*** Data extracts

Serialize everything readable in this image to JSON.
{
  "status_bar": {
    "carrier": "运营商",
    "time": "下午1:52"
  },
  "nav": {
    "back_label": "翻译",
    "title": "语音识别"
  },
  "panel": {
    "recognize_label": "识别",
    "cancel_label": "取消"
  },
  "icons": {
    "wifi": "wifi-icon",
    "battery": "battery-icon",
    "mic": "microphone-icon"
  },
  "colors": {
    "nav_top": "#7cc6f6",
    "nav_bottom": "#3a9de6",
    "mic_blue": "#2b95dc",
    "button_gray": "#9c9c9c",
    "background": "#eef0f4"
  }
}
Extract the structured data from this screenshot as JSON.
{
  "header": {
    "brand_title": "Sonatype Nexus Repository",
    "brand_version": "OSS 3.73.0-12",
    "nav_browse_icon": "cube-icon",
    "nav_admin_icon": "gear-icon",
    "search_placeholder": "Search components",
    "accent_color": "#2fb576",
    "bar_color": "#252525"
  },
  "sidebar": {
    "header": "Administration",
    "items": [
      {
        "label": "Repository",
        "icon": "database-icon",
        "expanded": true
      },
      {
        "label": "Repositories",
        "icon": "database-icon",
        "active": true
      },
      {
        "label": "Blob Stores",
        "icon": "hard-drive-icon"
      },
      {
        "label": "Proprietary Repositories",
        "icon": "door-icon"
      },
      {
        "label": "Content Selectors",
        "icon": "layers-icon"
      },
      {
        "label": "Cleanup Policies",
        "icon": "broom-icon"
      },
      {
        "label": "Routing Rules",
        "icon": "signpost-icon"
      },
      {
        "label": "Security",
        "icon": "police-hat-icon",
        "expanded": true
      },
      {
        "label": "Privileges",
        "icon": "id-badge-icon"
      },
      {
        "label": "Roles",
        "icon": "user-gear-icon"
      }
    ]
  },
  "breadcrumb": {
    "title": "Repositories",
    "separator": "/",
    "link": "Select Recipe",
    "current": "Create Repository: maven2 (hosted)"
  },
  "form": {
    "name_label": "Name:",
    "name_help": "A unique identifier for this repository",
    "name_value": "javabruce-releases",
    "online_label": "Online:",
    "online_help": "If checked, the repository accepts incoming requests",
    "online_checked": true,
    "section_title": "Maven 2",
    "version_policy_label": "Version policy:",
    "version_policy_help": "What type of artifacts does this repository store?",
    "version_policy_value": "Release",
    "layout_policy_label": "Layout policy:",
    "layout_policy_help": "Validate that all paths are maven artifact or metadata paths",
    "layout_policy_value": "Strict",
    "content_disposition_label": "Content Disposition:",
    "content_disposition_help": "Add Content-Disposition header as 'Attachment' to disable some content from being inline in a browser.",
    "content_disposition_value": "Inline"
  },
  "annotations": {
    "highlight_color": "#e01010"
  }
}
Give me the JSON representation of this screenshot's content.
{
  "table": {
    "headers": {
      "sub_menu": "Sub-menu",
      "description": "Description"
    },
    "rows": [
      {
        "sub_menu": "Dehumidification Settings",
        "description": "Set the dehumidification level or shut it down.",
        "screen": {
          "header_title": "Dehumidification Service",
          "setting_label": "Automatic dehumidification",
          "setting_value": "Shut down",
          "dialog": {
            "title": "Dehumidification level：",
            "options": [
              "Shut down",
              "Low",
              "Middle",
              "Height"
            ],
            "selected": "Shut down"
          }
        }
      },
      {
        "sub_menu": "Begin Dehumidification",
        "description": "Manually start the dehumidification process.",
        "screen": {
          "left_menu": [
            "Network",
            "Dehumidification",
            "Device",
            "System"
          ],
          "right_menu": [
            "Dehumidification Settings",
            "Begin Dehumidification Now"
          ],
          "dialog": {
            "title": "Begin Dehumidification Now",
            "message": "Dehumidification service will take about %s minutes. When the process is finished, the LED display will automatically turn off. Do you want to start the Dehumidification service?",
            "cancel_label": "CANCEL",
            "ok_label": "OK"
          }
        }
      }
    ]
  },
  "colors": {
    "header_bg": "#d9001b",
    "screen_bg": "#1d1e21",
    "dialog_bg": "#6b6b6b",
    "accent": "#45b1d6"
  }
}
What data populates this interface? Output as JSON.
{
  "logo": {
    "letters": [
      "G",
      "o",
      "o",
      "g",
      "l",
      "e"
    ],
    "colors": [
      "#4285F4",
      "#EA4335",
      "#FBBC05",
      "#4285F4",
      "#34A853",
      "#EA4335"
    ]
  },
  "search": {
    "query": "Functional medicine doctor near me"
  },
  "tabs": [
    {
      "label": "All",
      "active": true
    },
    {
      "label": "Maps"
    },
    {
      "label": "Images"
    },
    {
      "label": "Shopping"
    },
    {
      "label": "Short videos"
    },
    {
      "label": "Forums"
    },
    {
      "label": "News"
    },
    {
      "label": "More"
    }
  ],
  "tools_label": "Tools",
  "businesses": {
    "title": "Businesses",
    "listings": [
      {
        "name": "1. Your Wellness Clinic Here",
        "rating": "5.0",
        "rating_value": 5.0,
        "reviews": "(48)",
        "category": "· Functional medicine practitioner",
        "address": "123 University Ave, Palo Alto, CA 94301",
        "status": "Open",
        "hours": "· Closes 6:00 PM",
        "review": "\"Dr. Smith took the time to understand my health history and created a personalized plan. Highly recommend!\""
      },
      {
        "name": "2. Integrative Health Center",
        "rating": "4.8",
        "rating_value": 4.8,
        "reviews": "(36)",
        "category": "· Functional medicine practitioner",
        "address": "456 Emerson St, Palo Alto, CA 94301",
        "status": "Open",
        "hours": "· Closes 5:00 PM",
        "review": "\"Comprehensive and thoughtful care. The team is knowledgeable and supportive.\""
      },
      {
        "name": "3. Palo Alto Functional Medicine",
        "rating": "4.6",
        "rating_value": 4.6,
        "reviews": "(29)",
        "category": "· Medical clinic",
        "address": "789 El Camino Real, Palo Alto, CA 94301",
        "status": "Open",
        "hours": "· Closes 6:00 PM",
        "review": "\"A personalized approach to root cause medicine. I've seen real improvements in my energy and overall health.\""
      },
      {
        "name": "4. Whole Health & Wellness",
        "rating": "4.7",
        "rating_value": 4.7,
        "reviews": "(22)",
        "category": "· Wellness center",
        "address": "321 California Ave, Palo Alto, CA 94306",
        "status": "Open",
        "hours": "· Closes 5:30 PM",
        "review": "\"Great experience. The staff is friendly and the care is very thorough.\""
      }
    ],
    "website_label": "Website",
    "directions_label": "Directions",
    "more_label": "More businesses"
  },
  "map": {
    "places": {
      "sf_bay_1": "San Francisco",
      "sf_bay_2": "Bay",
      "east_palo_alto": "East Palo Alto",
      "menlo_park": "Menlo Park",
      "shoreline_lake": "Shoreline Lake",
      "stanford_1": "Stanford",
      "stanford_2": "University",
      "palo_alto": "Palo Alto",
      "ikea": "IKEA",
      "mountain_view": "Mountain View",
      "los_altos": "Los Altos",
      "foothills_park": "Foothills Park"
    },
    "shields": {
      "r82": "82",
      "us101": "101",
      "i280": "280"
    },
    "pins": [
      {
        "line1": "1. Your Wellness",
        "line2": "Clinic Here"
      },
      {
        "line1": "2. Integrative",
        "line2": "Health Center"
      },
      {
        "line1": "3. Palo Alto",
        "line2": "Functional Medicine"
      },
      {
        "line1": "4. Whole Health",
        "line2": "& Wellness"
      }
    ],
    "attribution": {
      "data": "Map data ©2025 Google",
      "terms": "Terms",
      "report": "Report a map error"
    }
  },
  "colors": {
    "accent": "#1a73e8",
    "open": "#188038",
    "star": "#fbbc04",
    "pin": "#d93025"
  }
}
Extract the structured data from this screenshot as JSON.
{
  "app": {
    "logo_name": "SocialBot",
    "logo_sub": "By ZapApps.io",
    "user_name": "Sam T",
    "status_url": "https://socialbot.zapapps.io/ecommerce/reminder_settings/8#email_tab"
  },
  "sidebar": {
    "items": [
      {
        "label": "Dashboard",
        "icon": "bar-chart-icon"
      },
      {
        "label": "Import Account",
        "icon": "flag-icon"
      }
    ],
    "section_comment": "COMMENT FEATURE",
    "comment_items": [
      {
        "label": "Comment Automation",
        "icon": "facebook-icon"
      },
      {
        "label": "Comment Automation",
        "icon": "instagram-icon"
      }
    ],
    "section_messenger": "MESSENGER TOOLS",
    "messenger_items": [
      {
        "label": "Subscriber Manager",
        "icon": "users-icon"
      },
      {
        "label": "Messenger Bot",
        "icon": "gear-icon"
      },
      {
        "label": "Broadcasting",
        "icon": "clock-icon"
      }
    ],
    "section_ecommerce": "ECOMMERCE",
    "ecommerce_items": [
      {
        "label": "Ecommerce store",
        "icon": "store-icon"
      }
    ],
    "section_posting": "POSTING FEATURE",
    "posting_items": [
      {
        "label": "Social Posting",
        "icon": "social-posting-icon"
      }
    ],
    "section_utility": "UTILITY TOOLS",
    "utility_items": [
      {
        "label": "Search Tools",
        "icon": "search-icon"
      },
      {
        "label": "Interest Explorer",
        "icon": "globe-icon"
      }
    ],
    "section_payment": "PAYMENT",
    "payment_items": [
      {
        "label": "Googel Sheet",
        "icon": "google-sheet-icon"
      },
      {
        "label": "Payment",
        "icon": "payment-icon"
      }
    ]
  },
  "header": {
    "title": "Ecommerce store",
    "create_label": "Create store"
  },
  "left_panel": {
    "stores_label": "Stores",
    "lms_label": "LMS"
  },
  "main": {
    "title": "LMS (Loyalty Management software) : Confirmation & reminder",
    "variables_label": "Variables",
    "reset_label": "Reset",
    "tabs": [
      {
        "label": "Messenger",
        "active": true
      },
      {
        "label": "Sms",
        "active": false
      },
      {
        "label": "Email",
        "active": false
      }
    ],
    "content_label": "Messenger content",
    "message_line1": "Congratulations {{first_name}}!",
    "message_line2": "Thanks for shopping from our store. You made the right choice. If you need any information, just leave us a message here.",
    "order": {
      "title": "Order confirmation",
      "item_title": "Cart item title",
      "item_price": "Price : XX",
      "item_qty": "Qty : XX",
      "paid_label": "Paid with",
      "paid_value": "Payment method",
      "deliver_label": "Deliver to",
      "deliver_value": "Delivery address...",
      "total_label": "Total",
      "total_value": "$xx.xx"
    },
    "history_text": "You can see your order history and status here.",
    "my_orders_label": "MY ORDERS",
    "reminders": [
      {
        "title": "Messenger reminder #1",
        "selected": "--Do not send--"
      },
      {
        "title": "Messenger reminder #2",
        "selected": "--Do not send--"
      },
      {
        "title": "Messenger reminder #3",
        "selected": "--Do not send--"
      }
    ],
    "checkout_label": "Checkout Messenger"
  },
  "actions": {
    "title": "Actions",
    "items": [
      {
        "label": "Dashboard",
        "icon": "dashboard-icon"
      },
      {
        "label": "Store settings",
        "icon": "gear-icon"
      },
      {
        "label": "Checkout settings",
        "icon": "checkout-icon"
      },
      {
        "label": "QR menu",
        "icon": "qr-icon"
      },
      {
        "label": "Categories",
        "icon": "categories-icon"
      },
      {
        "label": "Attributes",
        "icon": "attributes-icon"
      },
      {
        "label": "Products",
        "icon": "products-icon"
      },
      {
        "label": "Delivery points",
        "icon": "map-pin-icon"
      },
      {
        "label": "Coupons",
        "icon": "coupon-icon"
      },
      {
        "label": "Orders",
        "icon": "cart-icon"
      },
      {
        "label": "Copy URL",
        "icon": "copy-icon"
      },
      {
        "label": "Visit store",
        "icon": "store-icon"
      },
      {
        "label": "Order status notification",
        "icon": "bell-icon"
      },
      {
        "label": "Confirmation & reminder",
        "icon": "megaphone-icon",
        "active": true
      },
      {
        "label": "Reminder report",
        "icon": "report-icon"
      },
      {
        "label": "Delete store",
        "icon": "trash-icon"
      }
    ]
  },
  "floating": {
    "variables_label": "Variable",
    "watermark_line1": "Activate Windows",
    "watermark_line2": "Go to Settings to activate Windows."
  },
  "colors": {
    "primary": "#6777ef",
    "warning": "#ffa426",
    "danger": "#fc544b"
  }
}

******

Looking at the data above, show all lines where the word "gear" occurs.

_Task result_
    "nav_admin_icon": "gear-icon",
        "icon": "user-gear-icon"
        "icon": "gear-icon"
        "icon": "gear-icon"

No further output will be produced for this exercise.